**The records**
=== Section Start ===
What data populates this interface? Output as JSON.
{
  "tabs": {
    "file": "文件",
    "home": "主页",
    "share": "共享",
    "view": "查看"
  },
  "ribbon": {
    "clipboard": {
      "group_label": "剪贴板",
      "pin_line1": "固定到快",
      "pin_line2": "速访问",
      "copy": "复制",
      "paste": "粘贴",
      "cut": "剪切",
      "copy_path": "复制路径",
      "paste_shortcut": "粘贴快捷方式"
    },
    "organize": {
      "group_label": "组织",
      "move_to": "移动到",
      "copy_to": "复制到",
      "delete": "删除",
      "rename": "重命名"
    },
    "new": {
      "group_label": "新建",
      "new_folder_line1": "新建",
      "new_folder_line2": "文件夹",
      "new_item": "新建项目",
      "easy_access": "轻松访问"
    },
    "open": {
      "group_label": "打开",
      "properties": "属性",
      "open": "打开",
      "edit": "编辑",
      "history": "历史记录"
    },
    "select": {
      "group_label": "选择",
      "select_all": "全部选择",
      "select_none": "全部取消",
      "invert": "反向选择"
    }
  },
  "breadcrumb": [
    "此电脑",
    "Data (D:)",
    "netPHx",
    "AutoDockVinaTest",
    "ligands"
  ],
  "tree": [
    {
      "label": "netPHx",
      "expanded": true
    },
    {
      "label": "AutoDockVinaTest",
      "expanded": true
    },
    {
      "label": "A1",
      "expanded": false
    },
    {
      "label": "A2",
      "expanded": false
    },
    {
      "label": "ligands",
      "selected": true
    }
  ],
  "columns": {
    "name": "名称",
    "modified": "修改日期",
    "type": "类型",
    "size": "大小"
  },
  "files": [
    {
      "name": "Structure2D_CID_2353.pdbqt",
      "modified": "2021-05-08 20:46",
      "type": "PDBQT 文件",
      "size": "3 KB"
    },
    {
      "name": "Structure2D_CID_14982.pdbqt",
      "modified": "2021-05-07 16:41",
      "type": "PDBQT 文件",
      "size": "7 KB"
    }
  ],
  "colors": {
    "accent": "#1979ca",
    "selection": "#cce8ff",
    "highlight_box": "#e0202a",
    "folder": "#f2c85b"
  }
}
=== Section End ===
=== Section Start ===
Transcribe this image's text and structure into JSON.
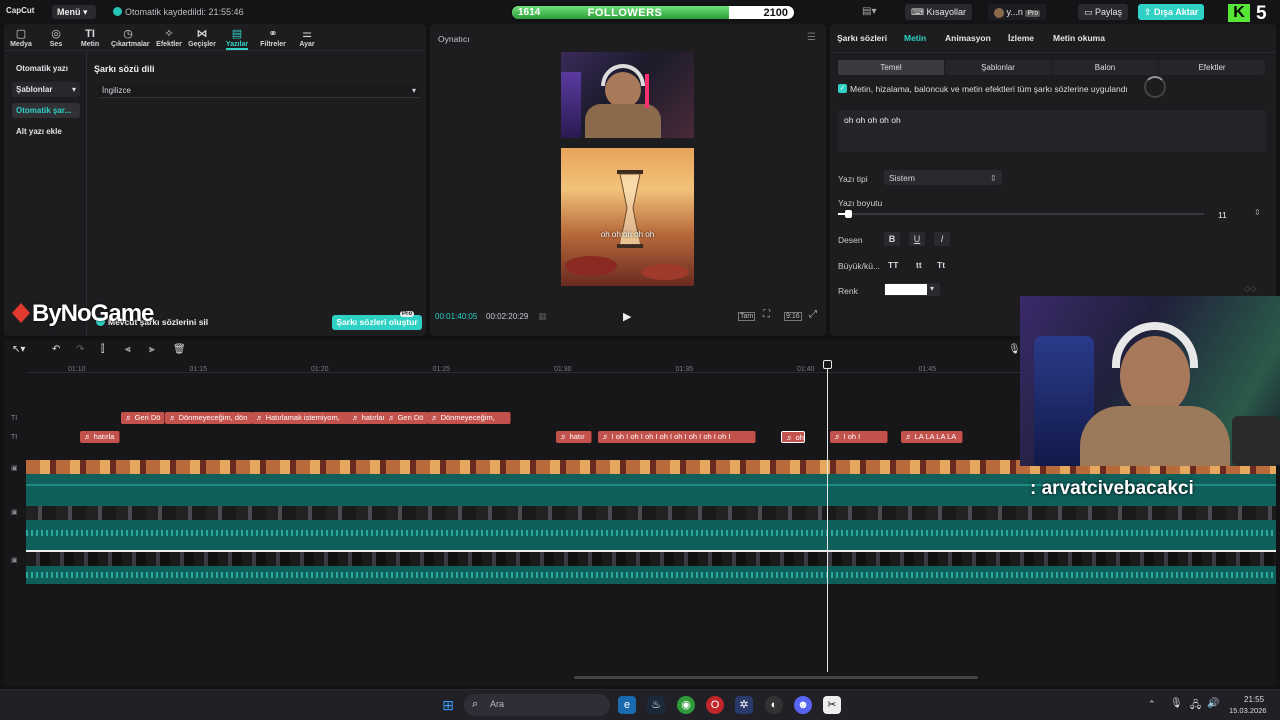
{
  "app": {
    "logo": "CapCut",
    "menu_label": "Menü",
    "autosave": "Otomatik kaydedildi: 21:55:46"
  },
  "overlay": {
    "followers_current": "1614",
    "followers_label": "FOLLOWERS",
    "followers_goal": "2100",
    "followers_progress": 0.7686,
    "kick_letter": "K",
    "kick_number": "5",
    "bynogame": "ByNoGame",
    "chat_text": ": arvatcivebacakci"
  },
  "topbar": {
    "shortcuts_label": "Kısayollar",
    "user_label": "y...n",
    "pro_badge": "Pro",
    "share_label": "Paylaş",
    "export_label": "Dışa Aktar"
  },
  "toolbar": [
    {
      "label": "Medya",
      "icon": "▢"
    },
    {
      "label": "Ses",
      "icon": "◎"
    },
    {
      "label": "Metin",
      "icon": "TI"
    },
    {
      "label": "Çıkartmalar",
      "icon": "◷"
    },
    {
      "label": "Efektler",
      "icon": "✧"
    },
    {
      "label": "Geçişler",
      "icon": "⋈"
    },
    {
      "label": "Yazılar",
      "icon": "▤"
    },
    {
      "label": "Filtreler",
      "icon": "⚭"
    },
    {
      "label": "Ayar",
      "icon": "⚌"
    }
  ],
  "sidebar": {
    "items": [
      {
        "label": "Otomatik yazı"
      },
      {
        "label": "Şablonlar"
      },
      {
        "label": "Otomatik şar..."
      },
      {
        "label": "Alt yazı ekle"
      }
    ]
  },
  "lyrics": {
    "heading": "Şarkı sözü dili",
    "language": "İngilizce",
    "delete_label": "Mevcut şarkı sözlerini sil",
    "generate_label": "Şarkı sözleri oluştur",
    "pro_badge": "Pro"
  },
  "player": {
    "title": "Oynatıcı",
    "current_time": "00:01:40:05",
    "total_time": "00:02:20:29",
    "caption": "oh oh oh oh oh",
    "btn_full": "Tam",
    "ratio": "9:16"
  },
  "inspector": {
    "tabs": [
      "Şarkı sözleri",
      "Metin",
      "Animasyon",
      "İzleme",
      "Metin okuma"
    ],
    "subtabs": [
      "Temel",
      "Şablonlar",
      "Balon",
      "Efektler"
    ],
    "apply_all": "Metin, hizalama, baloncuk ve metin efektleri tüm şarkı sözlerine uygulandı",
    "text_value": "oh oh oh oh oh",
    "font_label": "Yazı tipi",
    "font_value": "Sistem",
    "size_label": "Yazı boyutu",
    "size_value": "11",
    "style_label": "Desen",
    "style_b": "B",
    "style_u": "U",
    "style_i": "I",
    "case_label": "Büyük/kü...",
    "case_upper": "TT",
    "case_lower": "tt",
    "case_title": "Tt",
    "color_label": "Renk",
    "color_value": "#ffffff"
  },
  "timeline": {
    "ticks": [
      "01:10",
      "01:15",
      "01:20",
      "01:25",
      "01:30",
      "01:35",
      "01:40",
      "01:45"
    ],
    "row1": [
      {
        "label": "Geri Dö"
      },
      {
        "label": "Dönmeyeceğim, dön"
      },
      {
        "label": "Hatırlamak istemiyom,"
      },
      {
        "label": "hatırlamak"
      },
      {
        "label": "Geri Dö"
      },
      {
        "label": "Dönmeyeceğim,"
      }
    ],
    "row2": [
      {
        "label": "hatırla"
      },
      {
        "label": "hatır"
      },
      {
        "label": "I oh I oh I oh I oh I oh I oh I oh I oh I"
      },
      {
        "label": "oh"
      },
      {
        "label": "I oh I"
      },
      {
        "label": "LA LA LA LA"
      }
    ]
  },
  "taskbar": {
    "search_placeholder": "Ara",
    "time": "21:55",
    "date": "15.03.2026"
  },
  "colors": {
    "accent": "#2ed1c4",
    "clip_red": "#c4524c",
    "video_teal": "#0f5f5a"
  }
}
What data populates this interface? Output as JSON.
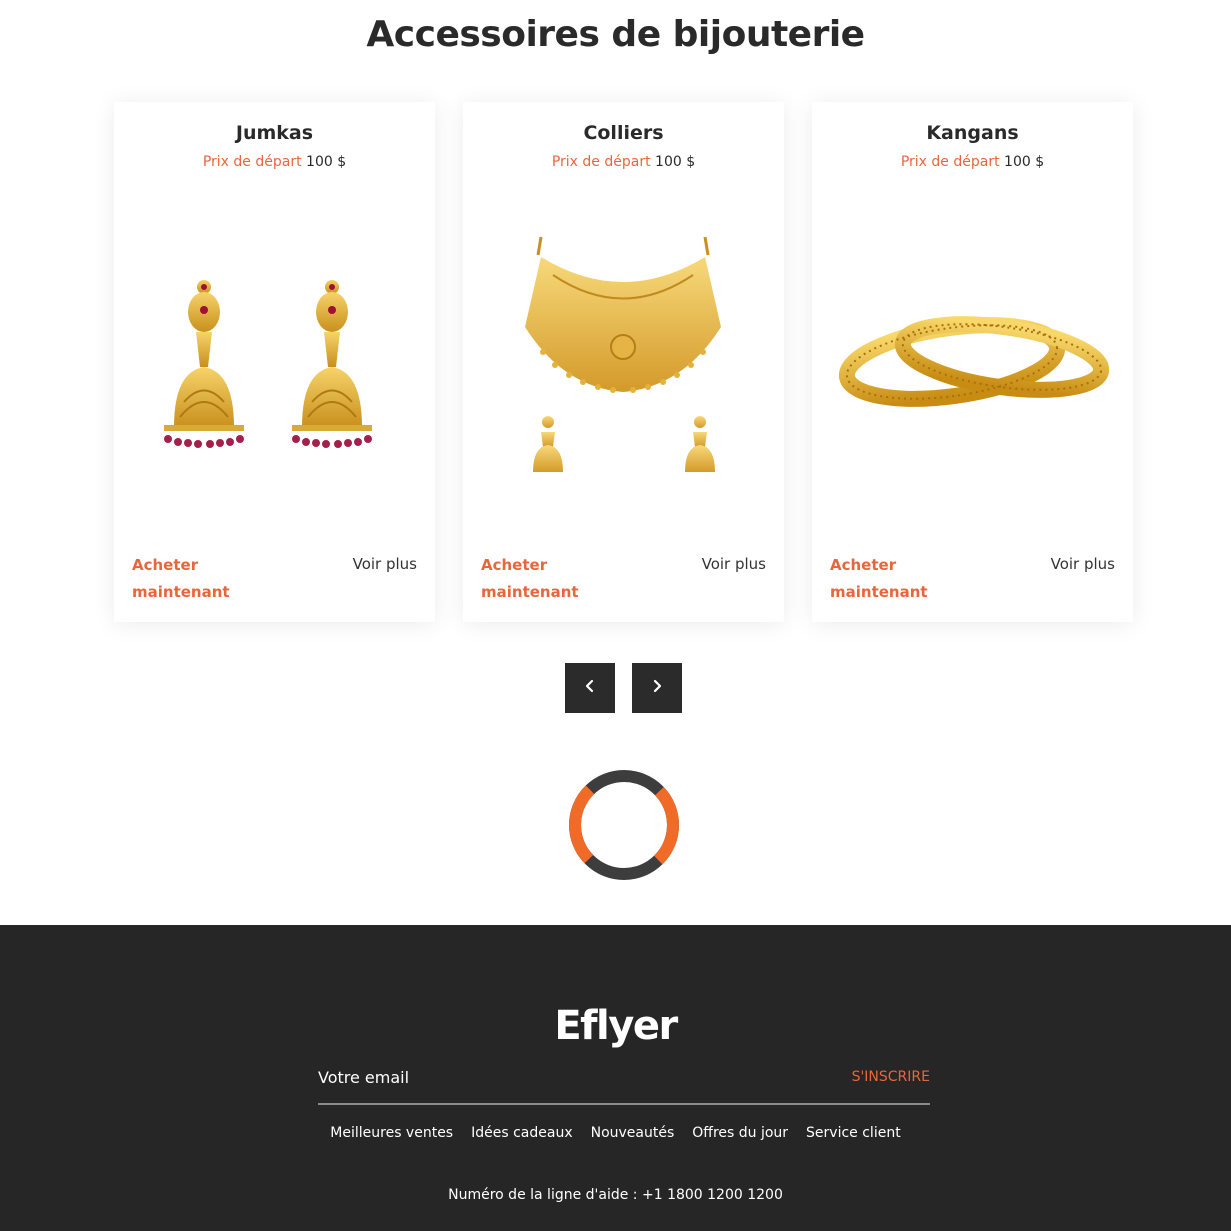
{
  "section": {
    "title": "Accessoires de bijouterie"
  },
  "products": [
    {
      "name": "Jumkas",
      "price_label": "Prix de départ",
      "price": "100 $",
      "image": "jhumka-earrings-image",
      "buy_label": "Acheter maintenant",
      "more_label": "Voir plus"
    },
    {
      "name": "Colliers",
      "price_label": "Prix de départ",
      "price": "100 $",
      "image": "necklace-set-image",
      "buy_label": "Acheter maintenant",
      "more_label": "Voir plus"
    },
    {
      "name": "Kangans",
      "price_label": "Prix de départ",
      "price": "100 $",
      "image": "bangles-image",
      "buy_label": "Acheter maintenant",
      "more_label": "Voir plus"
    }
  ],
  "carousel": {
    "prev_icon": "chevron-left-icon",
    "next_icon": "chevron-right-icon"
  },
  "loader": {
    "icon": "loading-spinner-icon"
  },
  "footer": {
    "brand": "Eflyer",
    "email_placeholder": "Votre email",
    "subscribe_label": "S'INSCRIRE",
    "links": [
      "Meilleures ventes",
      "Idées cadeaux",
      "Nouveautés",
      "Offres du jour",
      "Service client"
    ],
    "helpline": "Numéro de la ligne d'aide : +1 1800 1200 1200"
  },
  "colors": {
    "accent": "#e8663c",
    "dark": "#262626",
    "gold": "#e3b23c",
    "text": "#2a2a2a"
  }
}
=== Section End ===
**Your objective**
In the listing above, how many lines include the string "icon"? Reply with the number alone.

**Problem solution**
12